It is increasingly harder for lower tier or historically disadvantaged programs to compete. That’s not some anti-competition statement, it’s a reality that if the Power Five conferences and NCAA want to maintain the health of their sport, they will need to increase parody. Better competition means more teams with chances to win, means more fan engagement, means more dollars.

The 15% of teams that have a shot may not like bringing in the other 85% who don’t, but those 85% may agree to a new system, and if the 15% want to play, they’ll have to go along.

So combine into one single division and doll out contracts from a place of leverage like the NFL. Be the only game in CFB that matters. Combine all five conferences and redistribute programs based on historic/geographic lines into subdivisions. Keep the conference names if you like, but realign the teams.

This serves several significant purposes:

  • Gives leverage over media contracts
  • Increases gate receipts in increasingly disparate geographic conferences
  • Potentially increases Power Five footprint into new media markets
  • Brings significant regulations to Power Five programs to create competitive parody

It’s a huge time suck to redraw geographic subdivisions based on historic conference alignments for each potential number of member institutions (not that I spent several hours playing with it or anything), so have at it in the comments. Here is a handy map from Wikipedia.

But here is a chart to break down the numbers of teams, subdivisions, cross division games, and requirements for playoff.

Power Five Model

Total Number of Teams Number of Divisions Teams per Division Cross Divisional Games Entrance into Playoff
Total Number of Teams Number of Divisions Teams per Division Cross Divisional Games Entrance into Playoff
60 6 10 2 Division Winners + 2 Wildcards
65 6 10-11 2-3 Division Winners + 2 Wildcards
70 7 10 2 Division Winner + 1 Wildcard
72 6 12 1 Division Winners + 2 Wildcards

So when the Power Five conferences realize that they may lose large sums of money without making significant reforms to their business models, member institutions will be allowed to decide their commitment to major CFB.

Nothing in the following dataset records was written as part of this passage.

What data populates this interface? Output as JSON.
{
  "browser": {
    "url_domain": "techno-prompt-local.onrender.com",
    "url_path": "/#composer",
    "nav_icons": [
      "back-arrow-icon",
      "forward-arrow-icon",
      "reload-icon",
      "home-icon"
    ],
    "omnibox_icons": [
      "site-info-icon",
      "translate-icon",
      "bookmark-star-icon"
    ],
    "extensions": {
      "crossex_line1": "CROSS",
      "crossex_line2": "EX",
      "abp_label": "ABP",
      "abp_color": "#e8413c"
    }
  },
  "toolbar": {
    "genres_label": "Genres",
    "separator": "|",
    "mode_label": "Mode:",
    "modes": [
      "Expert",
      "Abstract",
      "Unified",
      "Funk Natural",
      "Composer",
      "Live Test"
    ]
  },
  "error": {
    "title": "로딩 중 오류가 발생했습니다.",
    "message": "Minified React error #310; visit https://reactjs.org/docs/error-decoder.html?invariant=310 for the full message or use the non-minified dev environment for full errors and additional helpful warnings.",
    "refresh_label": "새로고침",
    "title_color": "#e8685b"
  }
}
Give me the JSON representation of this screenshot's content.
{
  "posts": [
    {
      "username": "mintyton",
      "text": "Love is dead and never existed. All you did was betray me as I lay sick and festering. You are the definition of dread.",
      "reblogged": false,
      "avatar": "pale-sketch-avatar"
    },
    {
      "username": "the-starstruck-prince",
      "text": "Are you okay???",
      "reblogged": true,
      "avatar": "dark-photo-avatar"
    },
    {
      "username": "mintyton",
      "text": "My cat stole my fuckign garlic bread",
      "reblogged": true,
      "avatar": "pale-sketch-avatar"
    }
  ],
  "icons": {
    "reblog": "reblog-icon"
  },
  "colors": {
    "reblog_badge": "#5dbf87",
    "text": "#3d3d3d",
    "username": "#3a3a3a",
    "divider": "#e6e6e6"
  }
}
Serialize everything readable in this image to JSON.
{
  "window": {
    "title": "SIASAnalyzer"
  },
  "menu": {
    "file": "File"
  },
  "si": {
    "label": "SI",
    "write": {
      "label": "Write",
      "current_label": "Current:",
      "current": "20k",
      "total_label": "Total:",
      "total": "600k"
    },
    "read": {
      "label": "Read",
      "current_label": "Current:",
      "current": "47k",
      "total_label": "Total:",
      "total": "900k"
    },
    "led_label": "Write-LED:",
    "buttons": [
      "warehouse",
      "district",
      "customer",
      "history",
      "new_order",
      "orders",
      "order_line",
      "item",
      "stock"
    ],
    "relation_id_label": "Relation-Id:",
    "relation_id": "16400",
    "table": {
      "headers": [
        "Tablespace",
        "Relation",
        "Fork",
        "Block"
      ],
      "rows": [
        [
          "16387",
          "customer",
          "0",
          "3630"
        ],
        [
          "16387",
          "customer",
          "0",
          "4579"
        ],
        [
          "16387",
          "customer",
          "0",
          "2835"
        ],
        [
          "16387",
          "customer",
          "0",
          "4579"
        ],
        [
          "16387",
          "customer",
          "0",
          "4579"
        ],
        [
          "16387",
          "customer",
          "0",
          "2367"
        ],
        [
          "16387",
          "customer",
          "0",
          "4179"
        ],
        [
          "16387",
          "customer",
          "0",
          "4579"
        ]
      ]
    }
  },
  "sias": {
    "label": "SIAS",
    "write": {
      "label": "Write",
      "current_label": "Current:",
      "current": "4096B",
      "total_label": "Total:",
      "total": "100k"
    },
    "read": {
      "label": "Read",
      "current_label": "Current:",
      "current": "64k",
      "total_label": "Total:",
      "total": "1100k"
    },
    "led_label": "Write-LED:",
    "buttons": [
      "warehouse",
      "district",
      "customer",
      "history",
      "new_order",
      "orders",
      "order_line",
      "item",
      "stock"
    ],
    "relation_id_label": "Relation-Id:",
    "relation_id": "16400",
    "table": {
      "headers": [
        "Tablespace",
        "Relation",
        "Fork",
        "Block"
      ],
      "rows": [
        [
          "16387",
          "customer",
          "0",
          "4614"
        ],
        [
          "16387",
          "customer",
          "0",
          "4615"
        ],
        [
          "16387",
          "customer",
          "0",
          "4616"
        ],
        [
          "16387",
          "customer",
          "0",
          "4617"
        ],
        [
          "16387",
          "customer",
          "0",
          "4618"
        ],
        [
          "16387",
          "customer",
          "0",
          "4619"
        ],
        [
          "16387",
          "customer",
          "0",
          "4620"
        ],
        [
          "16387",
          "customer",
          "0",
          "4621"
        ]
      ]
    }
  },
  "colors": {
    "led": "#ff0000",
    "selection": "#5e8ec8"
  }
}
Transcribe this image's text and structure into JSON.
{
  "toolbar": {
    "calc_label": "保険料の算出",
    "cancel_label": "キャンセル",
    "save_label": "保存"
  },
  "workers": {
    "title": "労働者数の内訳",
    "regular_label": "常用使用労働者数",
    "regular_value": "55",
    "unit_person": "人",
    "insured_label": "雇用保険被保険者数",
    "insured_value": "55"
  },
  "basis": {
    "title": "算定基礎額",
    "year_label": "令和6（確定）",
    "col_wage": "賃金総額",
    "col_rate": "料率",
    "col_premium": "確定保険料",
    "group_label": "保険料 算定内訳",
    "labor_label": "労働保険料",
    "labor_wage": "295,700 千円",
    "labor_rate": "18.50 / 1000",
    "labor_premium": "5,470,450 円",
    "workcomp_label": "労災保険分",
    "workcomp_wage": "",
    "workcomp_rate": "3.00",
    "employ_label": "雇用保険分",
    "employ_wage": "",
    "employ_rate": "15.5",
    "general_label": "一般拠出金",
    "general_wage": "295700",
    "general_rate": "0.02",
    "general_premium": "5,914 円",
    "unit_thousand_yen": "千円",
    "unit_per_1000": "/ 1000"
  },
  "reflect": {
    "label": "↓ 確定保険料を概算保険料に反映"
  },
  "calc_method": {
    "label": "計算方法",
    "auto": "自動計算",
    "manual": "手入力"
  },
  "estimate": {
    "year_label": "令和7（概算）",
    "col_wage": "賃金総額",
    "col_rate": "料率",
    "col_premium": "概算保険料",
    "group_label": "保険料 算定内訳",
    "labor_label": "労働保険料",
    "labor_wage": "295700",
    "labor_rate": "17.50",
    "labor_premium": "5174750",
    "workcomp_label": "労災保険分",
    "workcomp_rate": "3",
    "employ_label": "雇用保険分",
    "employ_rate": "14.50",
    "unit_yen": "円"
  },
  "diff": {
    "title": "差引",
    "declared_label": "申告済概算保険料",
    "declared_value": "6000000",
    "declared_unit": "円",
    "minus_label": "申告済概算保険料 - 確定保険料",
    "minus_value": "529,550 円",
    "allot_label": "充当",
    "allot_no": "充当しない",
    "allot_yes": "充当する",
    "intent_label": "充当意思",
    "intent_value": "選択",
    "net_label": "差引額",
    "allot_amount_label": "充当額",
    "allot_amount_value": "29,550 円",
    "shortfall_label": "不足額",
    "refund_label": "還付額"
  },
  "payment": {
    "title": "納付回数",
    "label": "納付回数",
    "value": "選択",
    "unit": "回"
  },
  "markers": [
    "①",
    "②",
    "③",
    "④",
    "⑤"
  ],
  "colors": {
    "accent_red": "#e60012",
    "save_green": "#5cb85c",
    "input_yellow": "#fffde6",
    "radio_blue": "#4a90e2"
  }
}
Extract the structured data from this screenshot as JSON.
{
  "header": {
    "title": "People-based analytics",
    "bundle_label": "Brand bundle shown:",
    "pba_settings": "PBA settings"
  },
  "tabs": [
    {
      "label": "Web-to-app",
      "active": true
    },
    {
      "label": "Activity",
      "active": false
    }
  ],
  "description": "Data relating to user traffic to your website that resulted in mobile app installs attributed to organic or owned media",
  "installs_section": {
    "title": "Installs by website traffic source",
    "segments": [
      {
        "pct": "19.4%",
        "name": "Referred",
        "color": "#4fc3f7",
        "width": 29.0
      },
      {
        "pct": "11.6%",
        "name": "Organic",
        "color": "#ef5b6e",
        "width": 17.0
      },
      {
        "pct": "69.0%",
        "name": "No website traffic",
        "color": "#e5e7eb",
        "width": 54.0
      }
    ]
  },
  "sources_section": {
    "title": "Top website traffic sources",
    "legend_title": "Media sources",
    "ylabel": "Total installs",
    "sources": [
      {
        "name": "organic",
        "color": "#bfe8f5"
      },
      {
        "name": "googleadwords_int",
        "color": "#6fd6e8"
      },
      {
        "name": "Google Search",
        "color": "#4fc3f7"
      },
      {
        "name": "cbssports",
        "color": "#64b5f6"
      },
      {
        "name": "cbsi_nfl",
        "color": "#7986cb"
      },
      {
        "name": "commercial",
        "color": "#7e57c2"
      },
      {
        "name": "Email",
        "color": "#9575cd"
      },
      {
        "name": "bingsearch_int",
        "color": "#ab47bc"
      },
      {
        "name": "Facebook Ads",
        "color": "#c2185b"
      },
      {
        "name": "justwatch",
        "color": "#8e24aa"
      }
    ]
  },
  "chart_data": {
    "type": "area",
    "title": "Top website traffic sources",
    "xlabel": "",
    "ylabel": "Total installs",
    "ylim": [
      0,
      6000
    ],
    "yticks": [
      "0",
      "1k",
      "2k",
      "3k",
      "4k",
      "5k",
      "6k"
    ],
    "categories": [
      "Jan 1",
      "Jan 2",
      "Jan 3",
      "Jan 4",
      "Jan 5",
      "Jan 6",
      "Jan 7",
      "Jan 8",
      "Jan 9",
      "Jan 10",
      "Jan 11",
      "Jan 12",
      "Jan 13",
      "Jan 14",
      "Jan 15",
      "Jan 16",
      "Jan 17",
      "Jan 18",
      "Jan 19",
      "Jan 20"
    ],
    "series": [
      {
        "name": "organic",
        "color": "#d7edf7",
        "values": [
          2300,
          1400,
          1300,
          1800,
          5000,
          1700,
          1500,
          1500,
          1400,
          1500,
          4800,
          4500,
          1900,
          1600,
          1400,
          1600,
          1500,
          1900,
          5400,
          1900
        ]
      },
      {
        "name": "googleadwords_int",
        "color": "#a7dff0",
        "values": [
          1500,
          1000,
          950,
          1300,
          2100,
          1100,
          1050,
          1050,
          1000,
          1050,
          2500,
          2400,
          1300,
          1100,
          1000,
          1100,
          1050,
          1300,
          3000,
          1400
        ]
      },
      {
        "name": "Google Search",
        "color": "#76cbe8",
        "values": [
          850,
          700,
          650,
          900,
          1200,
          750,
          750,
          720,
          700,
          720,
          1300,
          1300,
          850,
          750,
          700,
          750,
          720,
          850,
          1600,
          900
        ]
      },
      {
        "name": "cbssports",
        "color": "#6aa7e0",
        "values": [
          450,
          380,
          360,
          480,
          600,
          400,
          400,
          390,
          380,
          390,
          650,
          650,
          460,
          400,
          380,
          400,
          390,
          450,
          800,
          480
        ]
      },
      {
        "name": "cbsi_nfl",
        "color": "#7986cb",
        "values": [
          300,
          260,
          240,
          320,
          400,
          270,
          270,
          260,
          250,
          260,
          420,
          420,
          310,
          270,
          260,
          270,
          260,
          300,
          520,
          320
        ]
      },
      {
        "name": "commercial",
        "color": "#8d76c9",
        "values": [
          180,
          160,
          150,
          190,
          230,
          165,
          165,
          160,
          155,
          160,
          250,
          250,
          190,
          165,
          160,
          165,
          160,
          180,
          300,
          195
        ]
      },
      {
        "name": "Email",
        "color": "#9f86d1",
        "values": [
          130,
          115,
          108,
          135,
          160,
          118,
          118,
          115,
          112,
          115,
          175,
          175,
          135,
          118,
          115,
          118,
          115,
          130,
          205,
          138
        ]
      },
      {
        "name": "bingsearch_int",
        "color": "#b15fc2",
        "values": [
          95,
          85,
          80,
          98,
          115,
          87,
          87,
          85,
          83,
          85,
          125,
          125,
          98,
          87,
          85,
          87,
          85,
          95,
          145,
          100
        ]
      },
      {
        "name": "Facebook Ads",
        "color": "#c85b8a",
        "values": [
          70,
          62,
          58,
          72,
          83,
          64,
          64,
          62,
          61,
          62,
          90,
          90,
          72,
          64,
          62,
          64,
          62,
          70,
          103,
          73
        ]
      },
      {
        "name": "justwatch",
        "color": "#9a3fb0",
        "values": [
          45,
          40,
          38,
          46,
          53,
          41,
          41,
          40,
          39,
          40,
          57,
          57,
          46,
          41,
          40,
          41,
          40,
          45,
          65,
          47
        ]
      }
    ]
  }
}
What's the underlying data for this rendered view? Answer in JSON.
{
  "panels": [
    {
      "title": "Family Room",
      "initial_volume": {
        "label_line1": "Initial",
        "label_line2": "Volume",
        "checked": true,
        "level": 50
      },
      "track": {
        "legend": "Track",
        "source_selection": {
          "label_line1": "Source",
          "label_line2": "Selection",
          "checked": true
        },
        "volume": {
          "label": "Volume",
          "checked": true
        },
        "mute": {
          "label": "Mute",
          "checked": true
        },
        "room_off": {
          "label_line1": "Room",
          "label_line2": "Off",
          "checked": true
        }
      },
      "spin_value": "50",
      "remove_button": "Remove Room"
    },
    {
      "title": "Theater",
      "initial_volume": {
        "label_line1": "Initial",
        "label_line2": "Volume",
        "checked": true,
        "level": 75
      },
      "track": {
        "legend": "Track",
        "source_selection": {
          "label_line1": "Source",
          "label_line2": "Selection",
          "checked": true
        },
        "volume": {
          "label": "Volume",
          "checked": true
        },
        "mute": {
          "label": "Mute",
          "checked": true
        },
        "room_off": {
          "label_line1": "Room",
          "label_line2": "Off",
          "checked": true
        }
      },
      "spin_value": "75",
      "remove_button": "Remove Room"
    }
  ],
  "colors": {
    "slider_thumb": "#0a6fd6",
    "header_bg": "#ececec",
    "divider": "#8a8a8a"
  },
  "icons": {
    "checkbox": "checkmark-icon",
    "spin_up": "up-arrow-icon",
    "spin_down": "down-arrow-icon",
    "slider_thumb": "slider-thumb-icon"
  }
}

This is where relegation could occur. Schools like Northwester, Vanderbilt, Duke, or Wake Forest could decide they don’t want to continue at that level. Or even the likes of Kansas or Rutgers- schools that don’t have the same regulations that private schools may but don’t value CFB as much. That’s how you get to 60.

Obviously the status quo could be maintained at 65. It would require divisional realignment and a recommitment by some schools to be competitive. Member institutions would most likely prefer this because institutions don’t like change, but also because it keeps the money to the places it is already going without sharing.

Adding five to ten more teams would be ideal for numbers in each division, gate receipts, and media market expansion. It would draw in the likes of Memphis, App State, BYU, Boise State, SMU, UCF, or Cincinnati. These are important media markets to open up for advertising revenue.

Separating the current Power Five (plus or minus a few schools) into a new division would bring new regulations to promote competitive balance, maintain “amateur athletes,” open new markets, and create a unified negotiating power against media companies.

Then every 7-10 years (the lengths of media contracts) member institutions can reassess their place in the division and determine if it is worth it, while schools in the lower division can appeal to be brought into the upper division. In other words, relegation. But instead of it being mandatory solely based on play, it will be based on if football is beneficial to the university.

It’s a more flexible model that allows for the changing landscape of media, universities, and the game itself.